_Work to be completed_
Go through the material and copy each line in which the word "this" shows up.

_Listed entries_
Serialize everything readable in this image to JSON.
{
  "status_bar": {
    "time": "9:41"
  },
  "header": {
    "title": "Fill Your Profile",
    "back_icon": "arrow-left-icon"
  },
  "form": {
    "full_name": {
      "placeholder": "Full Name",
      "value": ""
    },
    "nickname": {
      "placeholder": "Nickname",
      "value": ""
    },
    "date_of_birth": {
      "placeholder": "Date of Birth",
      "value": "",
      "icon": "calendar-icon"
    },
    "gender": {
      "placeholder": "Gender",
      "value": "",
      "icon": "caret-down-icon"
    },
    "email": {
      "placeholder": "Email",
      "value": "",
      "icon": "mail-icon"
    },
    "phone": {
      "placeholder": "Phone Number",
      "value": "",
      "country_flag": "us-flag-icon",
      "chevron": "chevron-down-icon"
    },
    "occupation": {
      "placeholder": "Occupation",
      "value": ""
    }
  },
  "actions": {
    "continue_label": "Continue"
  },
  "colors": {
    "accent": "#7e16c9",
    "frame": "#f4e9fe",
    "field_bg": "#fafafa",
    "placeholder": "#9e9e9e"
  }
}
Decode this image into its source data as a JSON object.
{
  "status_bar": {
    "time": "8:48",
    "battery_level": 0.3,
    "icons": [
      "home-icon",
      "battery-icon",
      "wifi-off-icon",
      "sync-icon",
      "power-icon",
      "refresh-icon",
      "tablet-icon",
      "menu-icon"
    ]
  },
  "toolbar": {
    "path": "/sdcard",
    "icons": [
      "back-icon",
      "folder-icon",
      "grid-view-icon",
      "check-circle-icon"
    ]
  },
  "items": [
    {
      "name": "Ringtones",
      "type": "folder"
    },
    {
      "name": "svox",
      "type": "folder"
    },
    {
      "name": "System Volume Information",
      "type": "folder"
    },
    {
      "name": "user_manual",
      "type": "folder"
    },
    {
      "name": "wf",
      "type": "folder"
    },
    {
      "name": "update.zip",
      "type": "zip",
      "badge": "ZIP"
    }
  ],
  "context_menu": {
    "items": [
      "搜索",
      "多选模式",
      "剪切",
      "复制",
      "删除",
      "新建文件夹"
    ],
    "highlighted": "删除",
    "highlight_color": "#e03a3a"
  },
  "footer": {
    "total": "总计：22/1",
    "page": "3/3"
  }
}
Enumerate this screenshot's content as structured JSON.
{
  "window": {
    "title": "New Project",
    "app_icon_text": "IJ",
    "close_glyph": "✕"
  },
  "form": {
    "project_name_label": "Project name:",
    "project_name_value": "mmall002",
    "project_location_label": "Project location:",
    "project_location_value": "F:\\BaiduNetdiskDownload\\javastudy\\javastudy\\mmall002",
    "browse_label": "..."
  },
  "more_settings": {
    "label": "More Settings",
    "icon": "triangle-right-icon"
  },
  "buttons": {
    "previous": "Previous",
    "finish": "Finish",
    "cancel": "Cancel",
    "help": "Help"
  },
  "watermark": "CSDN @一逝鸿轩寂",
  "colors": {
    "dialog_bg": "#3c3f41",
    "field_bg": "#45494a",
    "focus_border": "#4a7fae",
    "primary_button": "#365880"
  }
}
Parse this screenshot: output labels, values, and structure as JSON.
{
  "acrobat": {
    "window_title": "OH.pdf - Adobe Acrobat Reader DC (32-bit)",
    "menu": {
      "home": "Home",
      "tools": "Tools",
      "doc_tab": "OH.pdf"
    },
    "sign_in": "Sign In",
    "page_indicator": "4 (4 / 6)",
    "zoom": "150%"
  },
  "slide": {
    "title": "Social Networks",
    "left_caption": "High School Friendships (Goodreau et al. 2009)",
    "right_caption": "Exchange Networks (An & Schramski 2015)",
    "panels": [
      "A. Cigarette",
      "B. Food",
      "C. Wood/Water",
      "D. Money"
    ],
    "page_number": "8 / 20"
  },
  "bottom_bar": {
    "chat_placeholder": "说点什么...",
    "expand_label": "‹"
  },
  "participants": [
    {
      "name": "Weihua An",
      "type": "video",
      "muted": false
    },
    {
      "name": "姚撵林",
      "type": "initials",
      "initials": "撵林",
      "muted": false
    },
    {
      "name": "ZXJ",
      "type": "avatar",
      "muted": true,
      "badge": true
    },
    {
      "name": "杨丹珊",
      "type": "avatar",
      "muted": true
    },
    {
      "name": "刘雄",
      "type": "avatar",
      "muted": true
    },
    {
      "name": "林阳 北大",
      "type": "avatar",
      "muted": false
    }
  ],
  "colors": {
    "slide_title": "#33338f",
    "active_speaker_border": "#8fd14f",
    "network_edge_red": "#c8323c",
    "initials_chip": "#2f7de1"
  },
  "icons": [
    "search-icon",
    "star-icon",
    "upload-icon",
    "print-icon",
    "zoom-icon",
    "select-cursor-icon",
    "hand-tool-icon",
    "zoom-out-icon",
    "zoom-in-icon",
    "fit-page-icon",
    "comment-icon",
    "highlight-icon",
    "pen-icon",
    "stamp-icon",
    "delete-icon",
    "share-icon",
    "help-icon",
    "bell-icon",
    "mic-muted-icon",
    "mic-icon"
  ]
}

_Task response_
Serialize everything readable in this image to JSON.
Decode this image into its source data as a JSON object.
Enumerate this screenshot's content as structured JSON.
Parse this screenshot: output labels, values, and structure as JSON.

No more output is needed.